EXERCISE AIM.
Across the data below, how many lines hold "story"? Answer with that number and nothing else.

Interface dataset entries:
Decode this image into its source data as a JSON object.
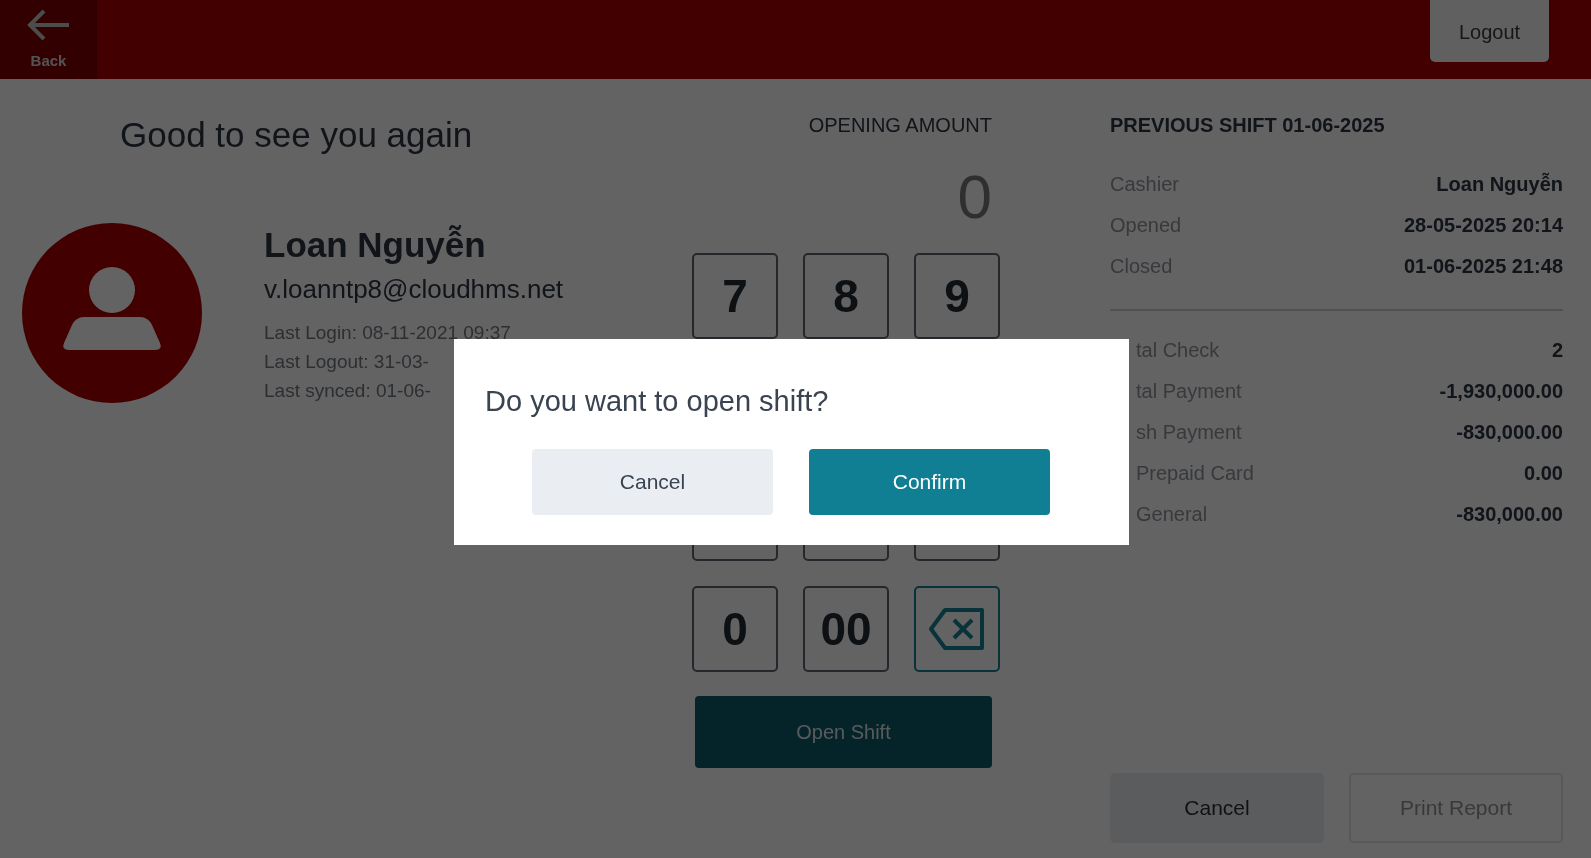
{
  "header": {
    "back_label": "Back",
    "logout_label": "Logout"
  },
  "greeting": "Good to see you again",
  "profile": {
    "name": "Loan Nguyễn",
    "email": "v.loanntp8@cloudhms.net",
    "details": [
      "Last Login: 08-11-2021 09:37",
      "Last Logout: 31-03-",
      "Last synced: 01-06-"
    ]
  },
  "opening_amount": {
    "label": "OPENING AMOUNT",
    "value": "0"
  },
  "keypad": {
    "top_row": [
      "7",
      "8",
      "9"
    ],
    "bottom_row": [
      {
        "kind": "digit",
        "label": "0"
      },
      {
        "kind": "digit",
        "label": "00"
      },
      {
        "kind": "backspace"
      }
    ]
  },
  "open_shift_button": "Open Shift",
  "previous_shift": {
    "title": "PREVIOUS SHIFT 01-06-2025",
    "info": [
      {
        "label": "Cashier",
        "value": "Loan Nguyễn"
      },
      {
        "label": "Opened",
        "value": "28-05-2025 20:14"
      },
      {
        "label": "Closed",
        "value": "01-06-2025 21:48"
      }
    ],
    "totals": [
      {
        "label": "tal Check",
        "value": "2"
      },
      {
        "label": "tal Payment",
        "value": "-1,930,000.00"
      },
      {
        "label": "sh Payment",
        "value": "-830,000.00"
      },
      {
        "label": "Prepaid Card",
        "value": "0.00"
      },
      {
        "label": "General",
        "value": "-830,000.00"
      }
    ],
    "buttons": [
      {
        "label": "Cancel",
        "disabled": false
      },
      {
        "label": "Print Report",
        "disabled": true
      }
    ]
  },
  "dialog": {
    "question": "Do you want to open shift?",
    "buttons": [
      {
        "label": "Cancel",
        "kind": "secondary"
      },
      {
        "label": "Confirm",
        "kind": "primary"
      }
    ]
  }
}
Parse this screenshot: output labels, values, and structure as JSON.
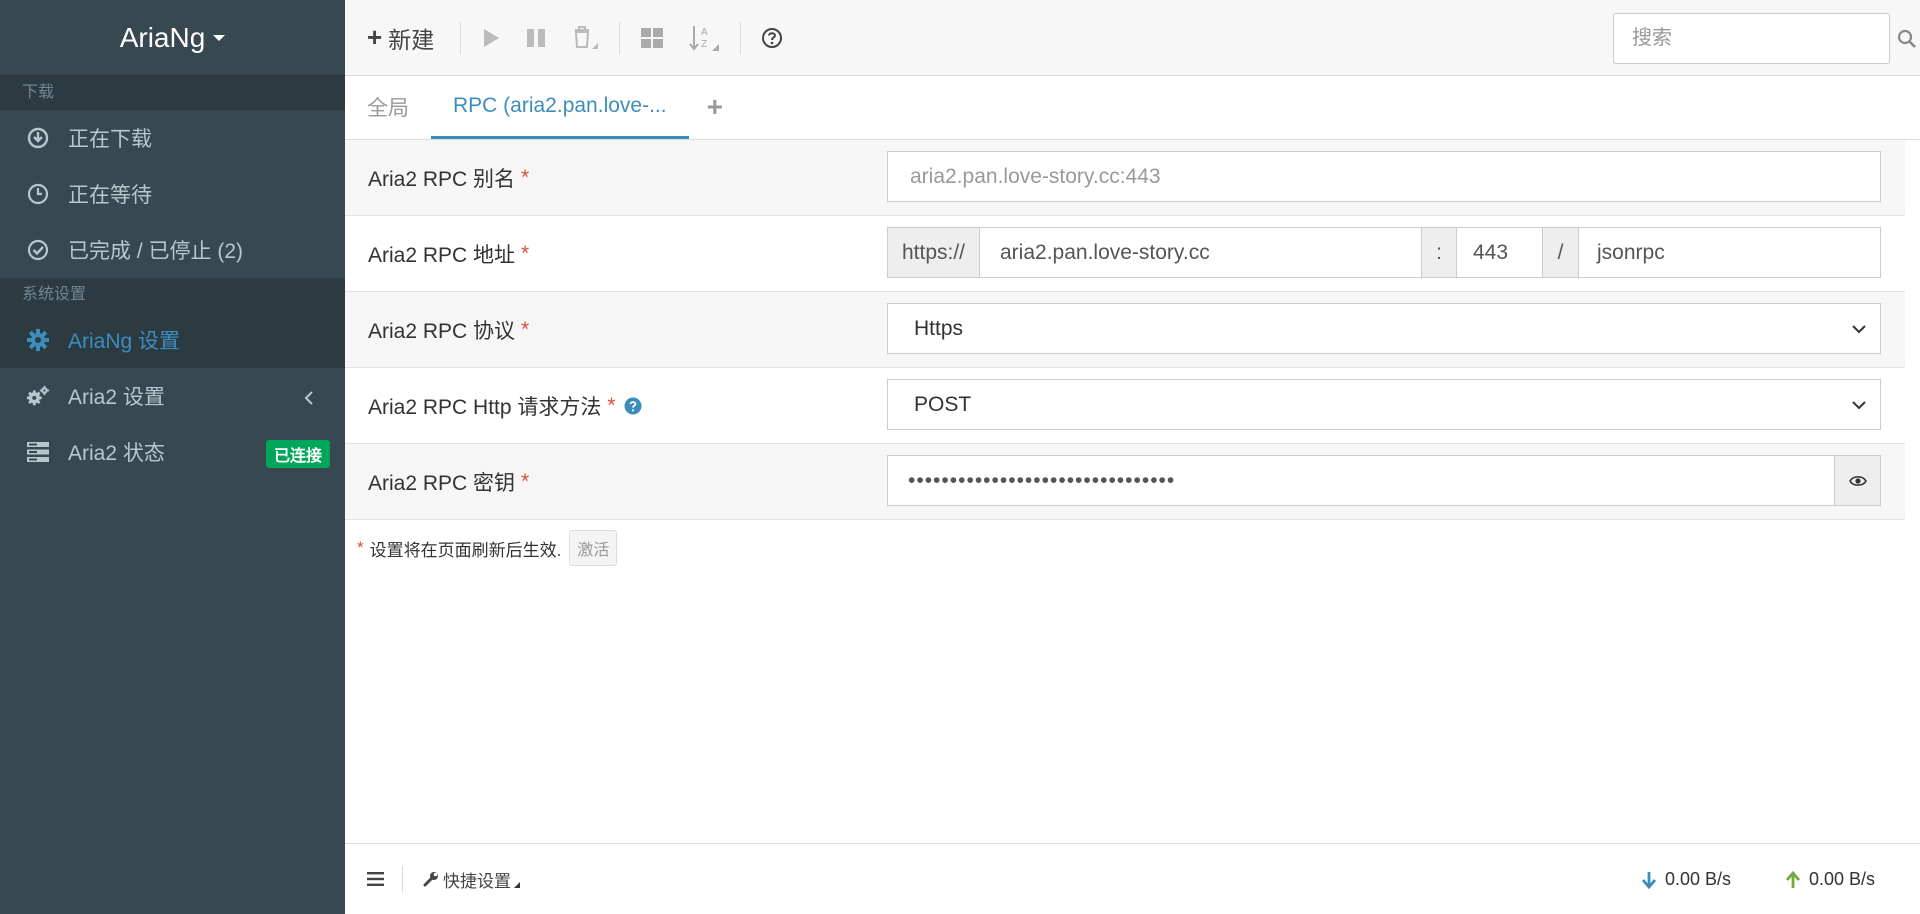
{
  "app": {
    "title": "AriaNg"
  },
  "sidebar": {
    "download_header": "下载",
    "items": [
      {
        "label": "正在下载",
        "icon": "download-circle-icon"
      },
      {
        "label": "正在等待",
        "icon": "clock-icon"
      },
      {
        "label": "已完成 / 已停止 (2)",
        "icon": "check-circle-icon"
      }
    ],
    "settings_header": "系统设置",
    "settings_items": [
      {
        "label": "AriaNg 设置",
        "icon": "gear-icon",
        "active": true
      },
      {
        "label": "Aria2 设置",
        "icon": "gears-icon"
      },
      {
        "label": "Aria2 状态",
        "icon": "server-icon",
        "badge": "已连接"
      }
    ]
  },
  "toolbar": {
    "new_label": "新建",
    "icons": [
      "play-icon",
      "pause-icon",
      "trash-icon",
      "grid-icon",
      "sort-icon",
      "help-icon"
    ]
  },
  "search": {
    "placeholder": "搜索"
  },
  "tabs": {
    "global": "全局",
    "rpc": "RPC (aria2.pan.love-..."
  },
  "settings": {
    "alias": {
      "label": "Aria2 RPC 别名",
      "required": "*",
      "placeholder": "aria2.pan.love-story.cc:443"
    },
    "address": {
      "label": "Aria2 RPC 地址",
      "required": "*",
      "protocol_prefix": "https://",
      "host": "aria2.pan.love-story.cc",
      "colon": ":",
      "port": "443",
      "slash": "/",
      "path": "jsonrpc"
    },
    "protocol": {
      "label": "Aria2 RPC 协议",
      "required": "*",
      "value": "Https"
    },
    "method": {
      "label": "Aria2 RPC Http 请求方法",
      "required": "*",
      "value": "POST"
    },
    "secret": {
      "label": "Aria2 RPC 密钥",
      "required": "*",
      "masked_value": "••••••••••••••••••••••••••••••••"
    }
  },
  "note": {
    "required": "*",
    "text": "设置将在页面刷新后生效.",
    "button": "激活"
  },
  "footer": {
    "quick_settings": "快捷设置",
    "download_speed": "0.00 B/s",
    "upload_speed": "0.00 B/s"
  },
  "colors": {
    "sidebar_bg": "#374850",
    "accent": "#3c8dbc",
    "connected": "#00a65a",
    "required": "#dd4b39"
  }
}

ANSWER TO THE PROBLEM.
2